Rishma Dhaliwal

Edit­or / PR Con­sult­ant at No Bounds
Rishma Dhali­w­al has extens­ive exper­i­ence study­ing and work­ing in the music and media industry. Hav­ing writ­ten a thes­is on how Hip Hop acts as a social move­ment, she has spent years research­ing and con­nect­ing with artists who use the art form as a tool for bring­ing a voice to the voice­less. Cur­rently work­ing in TV, Rishma brings her PR and media know­ledge to I am Hip Hop and oth­er pro­jects by No Bounds.

About Rishma Dhaliwal

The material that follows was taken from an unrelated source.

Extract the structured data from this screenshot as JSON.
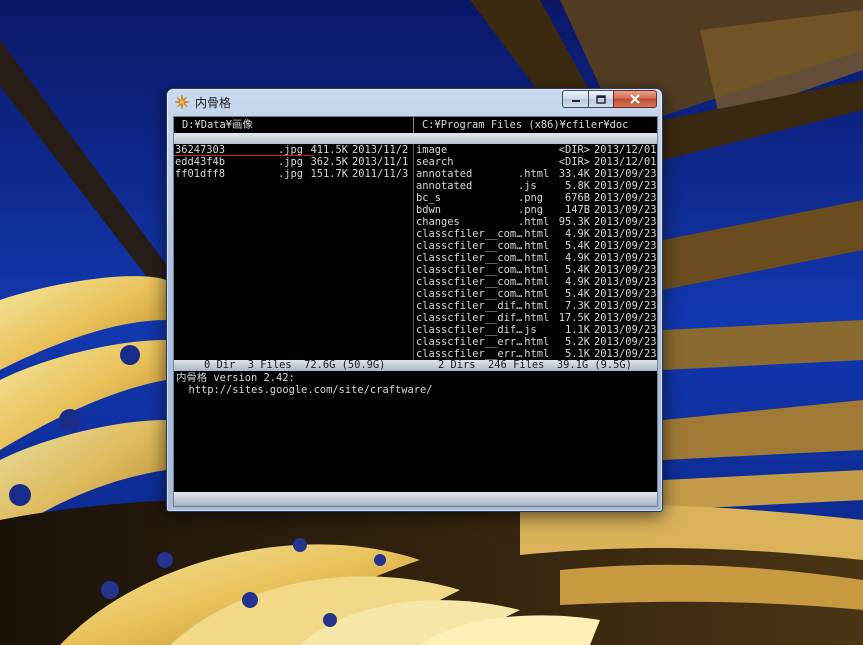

Rishma Dhaliwal
Rishma Dhaliwal has extensive experience studying and working in the music and media industry. Having written a thesis on how Hip Hop acts as a social movement, she has spent years researching and connecting with artists who use the art form as a tool for bringing a voice to the voiceless. Currently working in TV, Rishma brings her PR and media knowledge to I am Hip Hop and other projects by No Bounds.